“I was trying to get into the break, but it had gone, and the road had been blocked. But they were still on at me to go, so I attacked. I got so much abuse that day that I just wanted to pull out of the race. I completely cracked because I didn’t want to eat any gels or anything, so I almost missed the time cut.” 

Interestingly, Holmes says that trying to win a stage of a Grand Tour is, in some ways, easier than winning a round of the National Road Series in Britain.

“In a round of the National Series, there are around 10 riders who can win, and you just get marked and they chase you. It’s like a kid’s football match – you can’t go anywhere. Whereas in a Grand Tour, they are so happy and so keen to let a small group go, and then you’re racing against four people. So as mad as it sounds, there are so many more opportunities to win in the WorldTour than in the National Road Series”.

2019 HSBC UK National Road Series – Cycle 360 Manx International Stage 4 – Matt Holmes (Madison Genesis)celebrates winning the stage and overall GC. Photo: Alex Whitehead/SWpix.com

Discussing the National Road Series, Holmes reiterates his belief that British riders at this level don’t get the opportunities they deserve.

“When I joined Raleigh, [the National Road Series] was really good. At that time there were really good British teams that were racing like Pro Continental teams. I ended up committed to the British scene, and there were only three opportunities to show ourselves, the Tour de Yorkshire, Tour of Britain, and Ride London. 

“It’s so unfair. If you’re Belgian, French, Spanish or from literally anywhere else, if you’re the best in the country then you have Pro Continental teams and you get to ride World Tour races. Whereas in the UK, we get nothing, and once you get to a certain age, it’s almost impossible.

“I think the National Road Series should be UCI races – then you would get a few foreign teams looking for points. It would be good for riders looking for teams, if they were UCI races people would look at them.”

Looking ahead, Holmes has his sights set on finally securing that elusive Grand Tour stage victory. 

“I’d like to get into the Tour de France team on merit if I have won a few races beforehand. It’s all about Caleb [Ewan], and rightly so, which only leaves one or two spaces for people with their own ambitions. I’d have to have a really good season to go, it’s obviously the dream so if I can go and try for stage wins that would be amazing.”

Alongside his Grand Tour aims, Holmes also has aspirations for some one-day races, particularly the final monument of the year, Il Lombardia. He made it a long way into this season’s edition, but he would like to go further. 

This year I’ll go back and say ‘look, I’m not going to get in the break, I’m here and I want to try to win it

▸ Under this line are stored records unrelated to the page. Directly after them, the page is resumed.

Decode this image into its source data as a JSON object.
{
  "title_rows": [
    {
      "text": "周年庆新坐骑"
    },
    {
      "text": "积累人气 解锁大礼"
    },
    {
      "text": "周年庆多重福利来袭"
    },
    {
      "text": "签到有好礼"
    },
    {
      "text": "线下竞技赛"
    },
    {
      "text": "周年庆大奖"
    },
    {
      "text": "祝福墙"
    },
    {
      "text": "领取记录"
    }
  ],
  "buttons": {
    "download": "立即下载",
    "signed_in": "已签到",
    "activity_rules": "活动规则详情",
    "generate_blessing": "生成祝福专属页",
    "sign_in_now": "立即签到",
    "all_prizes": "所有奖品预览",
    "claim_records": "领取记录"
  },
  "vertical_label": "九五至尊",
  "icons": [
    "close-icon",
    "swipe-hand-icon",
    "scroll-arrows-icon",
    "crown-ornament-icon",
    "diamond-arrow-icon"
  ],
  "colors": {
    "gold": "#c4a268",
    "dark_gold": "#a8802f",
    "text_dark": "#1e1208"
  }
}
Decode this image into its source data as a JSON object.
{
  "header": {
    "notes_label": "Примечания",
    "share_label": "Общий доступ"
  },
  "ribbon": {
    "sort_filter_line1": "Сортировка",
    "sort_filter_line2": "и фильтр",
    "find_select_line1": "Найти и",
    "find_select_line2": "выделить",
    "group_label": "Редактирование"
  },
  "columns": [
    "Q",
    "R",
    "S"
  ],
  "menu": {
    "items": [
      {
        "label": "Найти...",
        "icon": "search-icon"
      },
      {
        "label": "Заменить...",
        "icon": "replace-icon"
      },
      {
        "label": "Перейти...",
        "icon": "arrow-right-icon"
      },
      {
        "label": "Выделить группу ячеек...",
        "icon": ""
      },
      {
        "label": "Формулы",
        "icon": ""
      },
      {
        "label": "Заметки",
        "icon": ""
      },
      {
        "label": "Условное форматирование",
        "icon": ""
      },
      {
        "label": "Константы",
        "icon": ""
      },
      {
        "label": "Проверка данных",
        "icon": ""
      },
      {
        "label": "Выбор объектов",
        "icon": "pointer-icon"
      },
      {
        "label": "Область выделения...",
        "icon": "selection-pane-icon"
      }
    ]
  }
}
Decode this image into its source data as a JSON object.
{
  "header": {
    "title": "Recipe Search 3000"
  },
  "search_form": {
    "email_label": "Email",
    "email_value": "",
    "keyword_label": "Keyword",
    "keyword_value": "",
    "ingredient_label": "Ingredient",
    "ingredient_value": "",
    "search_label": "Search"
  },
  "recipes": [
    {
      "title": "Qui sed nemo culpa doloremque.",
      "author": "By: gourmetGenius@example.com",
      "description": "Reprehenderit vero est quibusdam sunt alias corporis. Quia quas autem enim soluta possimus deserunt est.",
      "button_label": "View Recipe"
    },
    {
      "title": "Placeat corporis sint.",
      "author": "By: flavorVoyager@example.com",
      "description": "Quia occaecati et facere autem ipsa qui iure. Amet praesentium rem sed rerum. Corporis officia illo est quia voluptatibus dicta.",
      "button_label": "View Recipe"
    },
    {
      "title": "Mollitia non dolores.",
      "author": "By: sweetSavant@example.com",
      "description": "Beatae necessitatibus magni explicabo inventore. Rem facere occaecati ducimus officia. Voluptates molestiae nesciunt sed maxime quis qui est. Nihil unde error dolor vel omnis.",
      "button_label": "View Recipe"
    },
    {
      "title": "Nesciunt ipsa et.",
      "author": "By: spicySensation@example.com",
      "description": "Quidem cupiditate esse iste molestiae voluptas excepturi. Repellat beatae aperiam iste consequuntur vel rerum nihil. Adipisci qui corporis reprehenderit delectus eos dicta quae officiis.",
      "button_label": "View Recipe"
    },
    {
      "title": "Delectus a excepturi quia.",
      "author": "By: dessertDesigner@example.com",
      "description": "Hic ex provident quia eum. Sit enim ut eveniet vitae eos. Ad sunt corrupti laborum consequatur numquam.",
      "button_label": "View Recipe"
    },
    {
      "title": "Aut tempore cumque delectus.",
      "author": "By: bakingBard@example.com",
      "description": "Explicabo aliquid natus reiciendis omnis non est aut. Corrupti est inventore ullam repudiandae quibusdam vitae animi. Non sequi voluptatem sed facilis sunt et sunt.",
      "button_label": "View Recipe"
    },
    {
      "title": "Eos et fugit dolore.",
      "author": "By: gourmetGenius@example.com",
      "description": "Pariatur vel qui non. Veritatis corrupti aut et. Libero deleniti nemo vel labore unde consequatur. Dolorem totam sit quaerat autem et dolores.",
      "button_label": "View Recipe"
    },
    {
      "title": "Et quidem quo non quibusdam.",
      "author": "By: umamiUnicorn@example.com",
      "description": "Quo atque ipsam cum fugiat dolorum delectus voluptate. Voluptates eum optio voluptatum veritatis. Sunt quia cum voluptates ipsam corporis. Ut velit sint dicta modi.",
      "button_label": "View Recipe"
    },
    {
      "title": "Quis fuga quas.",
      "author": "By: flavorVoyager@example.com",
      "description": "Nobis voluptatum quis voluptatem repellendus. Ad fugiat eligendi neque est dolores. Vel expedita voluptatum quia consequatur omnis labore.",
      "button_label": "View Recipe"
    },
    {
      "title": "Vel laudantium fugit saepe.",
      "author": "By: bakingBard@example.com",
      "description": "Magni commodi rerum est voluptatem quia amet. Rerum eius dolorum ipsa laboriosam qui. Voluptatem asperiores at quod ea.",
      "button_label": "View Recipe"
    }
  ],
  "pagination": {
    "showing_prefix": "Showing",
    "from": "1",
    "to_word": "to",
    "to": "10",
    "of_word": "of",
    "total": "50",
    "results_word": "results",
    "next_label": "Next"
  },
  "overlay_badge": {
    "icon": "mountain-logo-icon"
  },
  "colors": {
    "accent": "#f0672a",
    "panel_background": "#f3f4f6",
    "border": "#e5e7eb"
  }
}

“I tried to get into the break, so did an hour flat out, and then you can’t hang on. I almost did, I was there until late in the race, even having wasted a lot of energy. This year I’ll go back and say ‘look, I’m not going to get in the break, I’m here and I want to try to win it’”.

Holmes started his 2022 season at the Challenge Mallorca and looks set for a busy season at WorldTour level. 

Holmes at Lotto Soudal’s recent training camp. Photo: Joe Cotterill

He will be riding several stage races, as he heads to the UAE Tour up next, before Paris-Nice and the Tour of the Basque Country. He will also ride the Tour de Suisse in June.

Holmes will also tackle the Ardennes classics in April for the first time in his career. He takes on La Flèche Wallonne and Liège-Bastogne-Liège, races which he believes will really suit him and his style of riding. 

This is building towards the Giro d’Italia, where Holmes will have his first opportunity to secure that first Grand Tour victory this season. For the modest rider from Wigan, this would be a huge achievement and would be testament to the quality of riders that the British National Road Series produces. Holmes’ success shines a light on the series and could make the WorldTour sit up and take note. 

Featured photo: Joe Cotterill. Matt Holmes at the 2021 National Road Championships, Lincoln.